Our meditation teaches us how fully every part of us has to be involved in the radical conversion of our life. It teaches us that we have to put our whole heart into this work of the Spirit if we are genuinely to respond to the call to leave the shallows and enter into the deep, direct knowledge that marks a life lived in the mystery of God. Then everything in our life acquires this depth dimension of divine Presence. We are foolish to look for “signs” on the way – it is a form of spiritual materialism that Jesus rebuked – because if we are on the way, which means in the Mystery, in the bright cloud of God’s presence, then all things are signs. Everything mediates the love of God….
The “heart” is that focal point in our being where we can simply be in the Mystery without trying to explain or dissect it. A mystery analyzed becomes merely another problem. It must be apprehended whole and entire. And that is why we, who are called to apprehend it, must ourselves be one in mind and heart.
- John Main, Selected Writings
[We’ve just benefited from the wisdom and experience of Wendy VanderWal-Gritter as she visited SSU. This is from her new ebook, which you can get from the link below]
If the goal of generous space is to nurture a positive relational experience of unity in the midst of difference, then we do well to test how the theology that undergirds the four core values of generous space serves to promote such unity. Humility calls us to live as incarnational people, willing to strip ourselves of privilege and status. Humility shapes us and prepares us to prefer the other over ourselves as we commit to listen deeply, suspending our desire to persuade and convince. Humility chooses to embrace God’s strategy of powerlessness to overcome systems of evil and injustice. Humility allows us to truly see the other….
Hospitality embraces the reality of difference with the anticipation of a richer and deeper sense of grace and truth as we travel together. When we
live in hospitable communities we ask, “Whose voices are missing?”
Mutuality challenges us to learn to divest and share power. It invites us to learn the grace of “power-with” instead of “power-over”….
We enlarge our vision of justice in the longing for all to flourish in the recognition that if, “I diminish you, I diminish myself.” Justice calls us to live out our interconnectedness.
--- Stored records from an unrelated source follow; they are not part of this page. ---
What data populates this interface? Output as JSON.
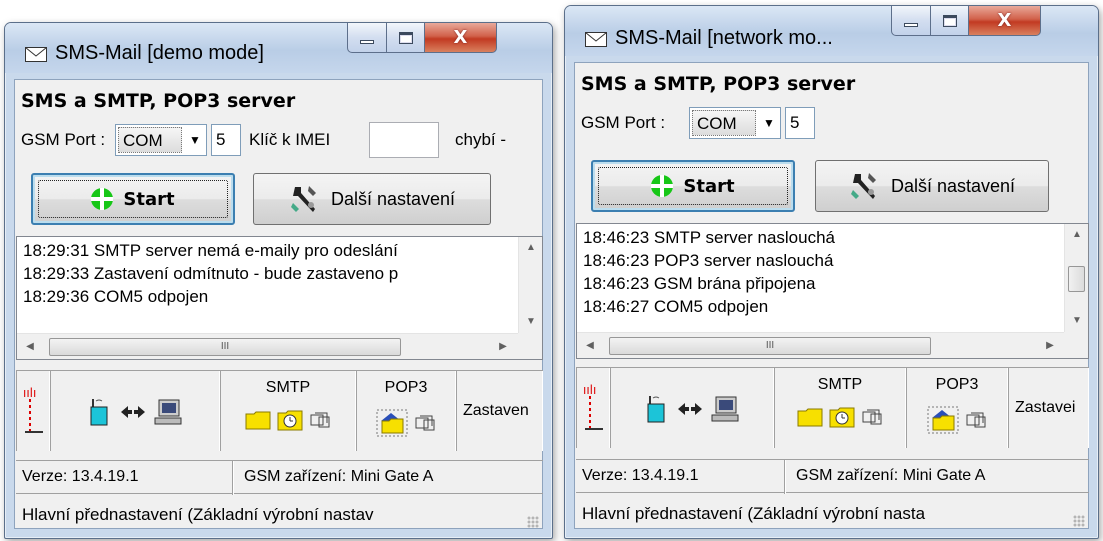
{
  "windows": [
    {
      "title": "SMS-Mail  [demo mode]",
      "heading": "SMS a SMTP, POP3 server",
      "gsm_port_label": "GSM Port :",
      "port_select": "COM",
      "port_number": "5",
      "imei_label": "Klíč k IMEI",
      "imei_value": "",
      "missing_label": "chybí -",
      "start_label": "Start",
      "settings_label": "Další nastavení",
      "log": [
        "18:29:31  SMTP server nemá e-maily pro odeslání",
        "18:29:33  Zastavení odmítnuto - bude zastaveno p",
        "18:29:36  COM5 odpojen"
      ],
      "scroll_thumb_label": "III",
      "smtp_label": "SMTP",
      "pop3_label": "POP3",
      "stop_label": "Zastaven",
      "version": "Verze: 13.4.19.1",
      "device": "GSM zařízení: Mini Gate A",
      "profile": "Hlavní přednastavení (Základní výrobní nastav"
    },
    {
      "title": "SMS-Mail  [network mo...",
      "heading": "SMS a SMTP, POP3 server",
      "gsm_port_label": "GSM Port :",
      "port_select": "COM",
      "port_number": "5",
      "start_label": "Start",
      "settings_label": "Další nastavení",
      "log": [
        "18:46:23  SMTP server naslouchá",
        "18:46:23  POP3 server naslouchá",
        "18:46:23  GSM brána připojena",
        "18:46:27  COM5 odpojen"
      ],
      "scroll_thumb_label": "III",
      "smtp_label": "SMTP",
      "pop3_label": "POP3",
      "stop_label": "Zastavei",
      "version": "Verze: 13.4.19.1",
      "device": "GSM zařízení: Mini Gate A",
      "profile": "Hlavní přednastavení (Základní výrobní nasta"
    }
  ],
  "icons": {
    "title": "envelope-icon",
    "start": "green-plus-icon",
    "settings": "tools-icon",
    "antenna": "antenna-icon",
    "gsm": "gsm-modem-icon",
    "link": "bidirectional-arrows-icon",
    "computer": "computer-icon",
    "folder": "folder-icon",
    "clock_folder": "scheduled-icon",
    "queue": "queue-icon",
    "pop3_folder": "mailbox-folder-icon"
  },
  "colors": {
    "window_frame": "#c9d9ec",
    "close_button": "#c23a22",
    "start_plus": "#17c717",
    "folder": "#f7e000"
  }
}
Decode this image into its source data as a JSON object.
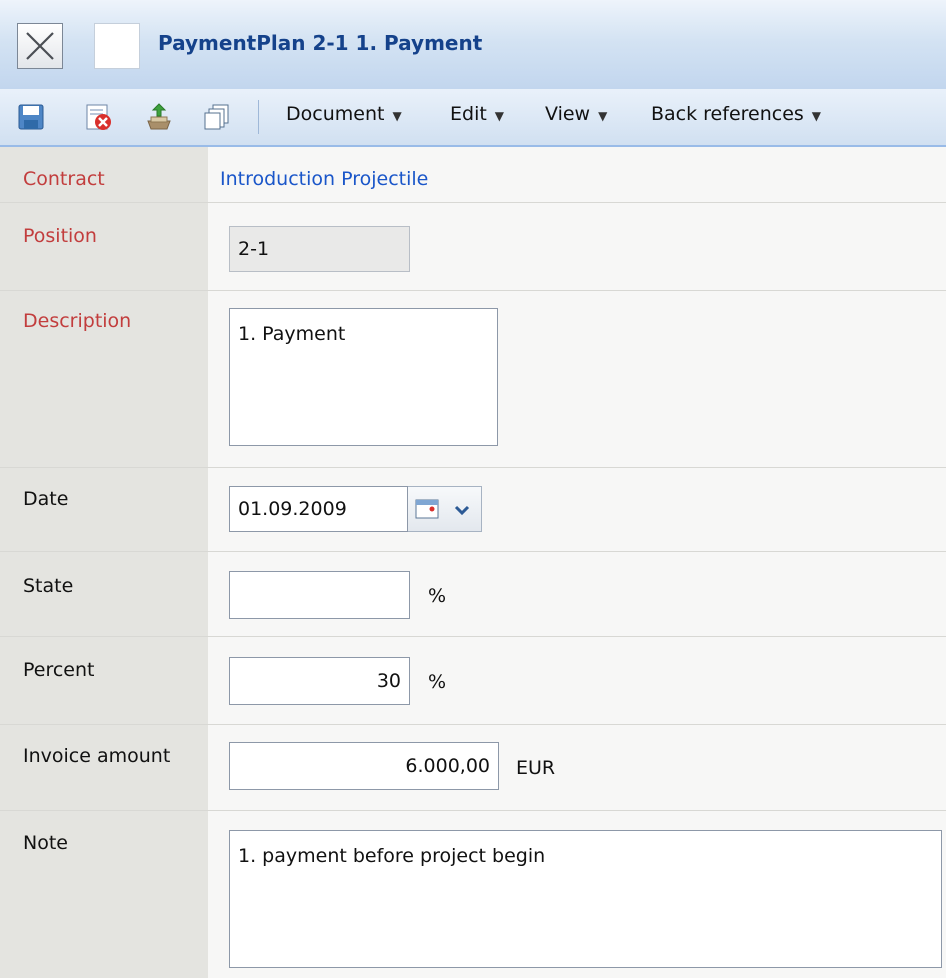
{
  "window": {
    "title": "PaymentPlan 2-1 1. Payment"
  },
  "toolbar": {
    "icons": [
      "save-icon",
      "discard-icon",
      "export-icon",
      "copy-icon"
    ],
    "menus": [
      {
        "label": "Document",
        "arrow": "▼"
      },
      {
        "label": "Edit",
        "arrow": "▼"
      },
      {
        "label": "View",
        "arrow": "▼"
      },
      {
        "label": "Back references",
        "arrow": "▼"
      }
    ]
  },
  "form": {
    "contract": {
      "label": "Contract",
      "value": "Introduction Projectile"
    },
    "position": {
      "label": "Position",
      "value": "2-1"
    },
    "description": {
      "label": "Description",
      "value": "1. Payment"
    },
    "date": {
      "label": "Date",
      "value": "01.09.2009"
    },
    "state": {
      "label": "State",
      "value": "",
      "unit": "%"
    },
    "percent": {
      "label": "Percent",
      "value": "30",
      "unit": "%"
    },
    "invoice_amount": {
      "label": "Invoice amount",
      "value": "6.000,00",
      "unit": "EUR"
    },
    "note": {
      "label": "Note",
      "value": "1. payment before project begin"
    }
  },
  "colors": {
    "required_label": "#c23d3d",
    "link": "#1a56c9",
    "title_text": "#15428b",
    "toolbar_border": "#99bbe8"
  }
}
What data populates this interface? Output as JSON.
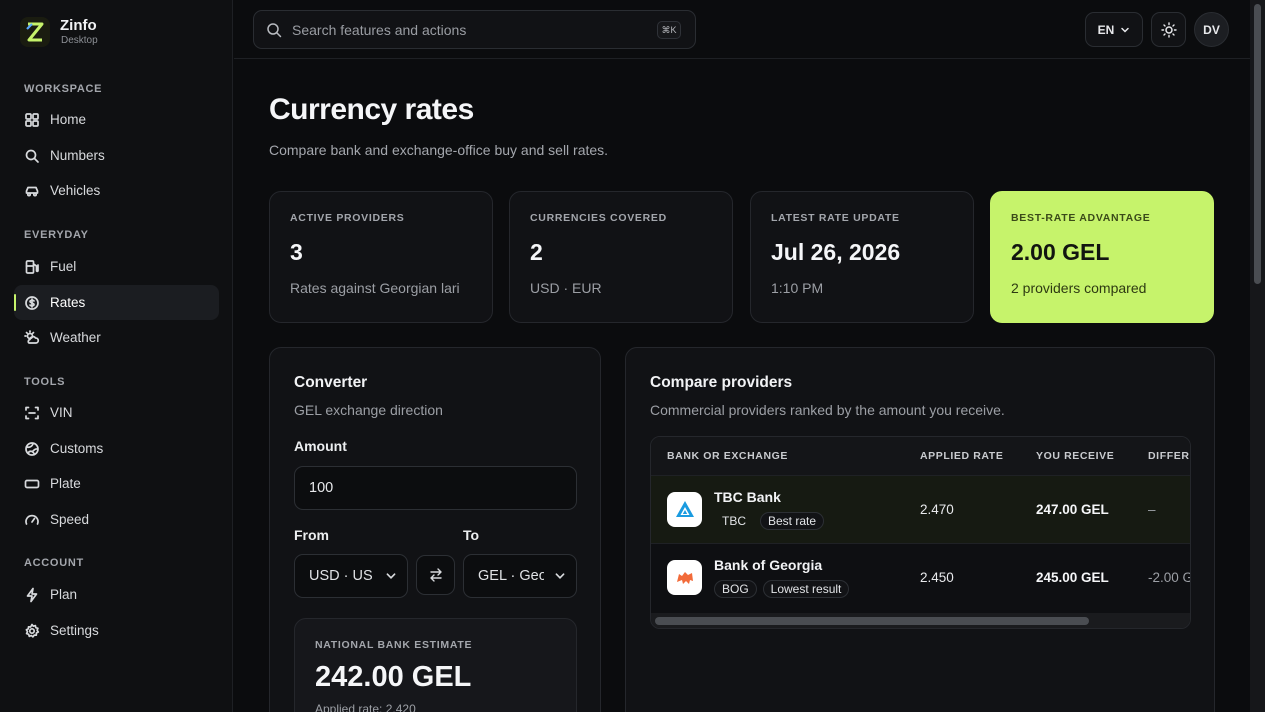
{
  "app": {
    "name": "Zinfo",
    "subtitle": "Desktop"
  },
  "sidebar": {
    "sections": [
      {
        "label": "WORKSPACE"
      },
      {
        "label": "EVERYDAY"
      },
      {
        "label": "TOOLS"
      },
      {
        "label": "ACCOUNT"
      }
    ],
    "items": [
      {
        "label": "Home",
        "icon": "grid-icon"
      },
      {
        "label": "Numbers",
        "icon": "search-icon"
      },
      {
        "label": "Vehicles",
        "icon": "car-icon"
      },
      {
        "label": "Fuel",
        "icon": "fuel-icon"
      },
      {
        "label": "Rates",
        "icon": "coin-icon",
        "active": true
      },
      {
        "label": "Weather",
        "icon": "weather-icon"
      },
      {
        "label": "VIN",
        "icon": "scan-icon"
      },
      {
        "label": "Customs",
        "icon": "globe-icon"
      },
      {
        "label": "Plate",
        "icon": "plate-icon"
      },
      {
        "label": "Speed",
        "icon": "gauge-icon"
      },
      {
        "label": "Plan",
        "icon": "bolt-icon"
      },
      {
        "label": "Settings",
        "icon": "gear-icon"
      }
    ]
  },
  "topbar": {
    "search_placeholder": "Search features and actions",
    "shortcut": "⌘K",
    "language": "EN",
    "avatar": "DV"
  },
  "page": {
    "title": "Currency rates",
    "subtitle": "Compare bank and exchange-office buy and sell rates."
  },
  "stats": [
    {
      "label": "ACTIVE PROVIDERS",
      "value": "3",
      "sub": "Rates against Georgian lari"
    },
    {
      "label": "CURRENCIES COVERED",
      "value": "2",
      "sub": "USD · EUR"
    },
    {
      "label": "LATEST RATE UPDATE",
      "value": "Jul 26, 2026",
      "sub": "1:10 PM"
    },
    {
      "label": "BEST-RATE ADVANTAGE",
      "value": "2.00 GEL",
      "sub": "2 providers compared"
    }
  ],
  "converter": {
    "title": "Converter",
    "subtitle": "GEL exchange direction",
    "amount_label": "Amount",
    "amount_value": "100",
    "from_label": "From",
    "to_label": "To",
    "from_value": "USD · US",
    "to_value": "GEL · Geo",
    "estimate_label": "NATIONAL BANK ESTIMATE",
    "estimate_value": "242.00 GEL",
    "estimate_sub": "Applied rate: 2.420"
  },
  "compare": {
    "title": "Compare providers",
    "subtitle": "Commercial providers ranked by the amount you receive.",
    "columns": [
      "BANK OR EXCHANGE",
      "APPLIED RATE",
      "YOU RECEIVE",
      "DIFFER"
    ],
    "rows": [
      {
        "name": "TBC Bank",
        "code": "TBC",
        "badge": "Best rate",
        "rate": "2.470",
        "receive": "247.00 GEL",
        "diff": "–"
      },
      {
        "name": "Bank of Georgia",
        "code": "BOG",
        "badge": "Lowest result",
        "rate": "2.450",
        "receive": "245.00 GEL",
        "diff": "-2.00 G"
      }
    ]
  },
  "colors": {
    "accent": "#c6f36b",
    "background": "#0b0c0e",
    "card": "#111215"
  }
}
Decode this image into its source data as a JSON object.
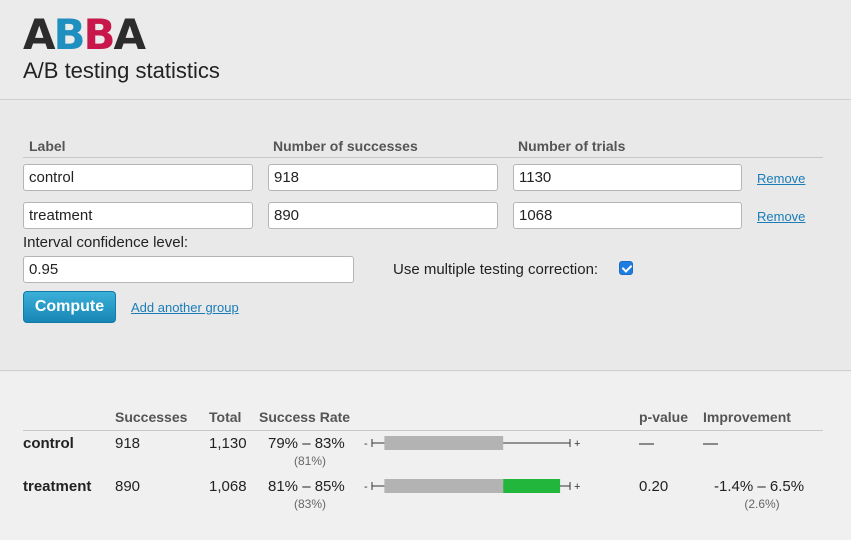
{
  "header": {
    "logo": [
      "A",
      "B",
      "B",
      "A"
    ],
    "subtitle": "A/B testing statistics"
  },
  "form": {
    "columns": {
      "label": "Label",
      "successes": "Number of successes",
      "trials": "Number of trials"
    },
    "groups": [
      {
        "label": "control",
        "successes": "918",
        "trials": "1130",
        "remove": "Remove"
      },
      {
        "label": "treatment",
        "successes": "890",
        "trials": "1068",
        "remove": "Remove"
      }
    ],
    "confidence_label": "Interval confidence level:",
    "confidence_value": "0.95",
    "multiple_testing_label": "Use multiple testing correction:",
    "multiple_testing_checked": true,
    "compute_label": "Compute",
    "add_group_label": "Add another group"
  },
  "results": {
    "headers": {
      "successes": "Successes",
      "total": "Total",
      "rate": "Success Rate",
      "pvalue": "p-value",
      "improvement": "Improvement"
    },
    "rows": [
      {
        "label": "control",
        "successes": "918",
        "total": "1,130",
        "rate_range": "79% – 83%",
        "rate_point": "(81%)",
        "pvalue": "—",
        "improvement_range": "—",
        "improvement_point": "",
        "interval_low": 0.785,
        "interval_high": 0.833
      },
      {
        "label": "treatment",
        "successes": "890",
        "total": "1,068",
        "rate_range": "81% – 85%",
        "rate_point": "(83%)",
        "pvalue": "0.20",
        "improvement_range": "-1.4% – 6.5%",
        "improvement_point": "(2.6%)",
        "interval_low": 0.809,
        "interval_high": 0.856
      }
    ],
    "plot_range": [
      0.78,
      0.86
    ],
    "colors": {
      "base_interval": "#b3b3b3",
      "improvement_interval": "#22b63c"
    }
  }
}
It invites us to cooperate with others to dismantle the barriers that prevent others from flourishing.
[John Terpstra, poet and woodworker, visits SSU this week.]
Love your enemy, he said.
Do good to those who hurt you, he said.
Unreal, what he said. Fantasy. An offence.
If I do not see the face of the Maker in each face;
If I do not see the body of the one who won us over in all who suffer, and in the ones who out of their own suffering cause others to suffer;
If I do not see the spirit that animates all life breathing in and through each living human being;Then, what’s the point?
– John Terpstra, Skin Boat (2009)
We shouldn’t seek the ideal community. It is a question of loving those whom God has set beside us today. They are signs from God. We might have chosen different people, people who were more cheerful or intelligent. But these are the ones God has given us, the ones He has chosen for us. It is with them that we are called to create unity and live in covenant.
It is difficult to make people understand that the ideal community doesn’t exist and that the equilibrium and harmony they imagine possible are things that come only after years of struggle, and that even then come only as flashes of grace and peace.
– Jean Vanier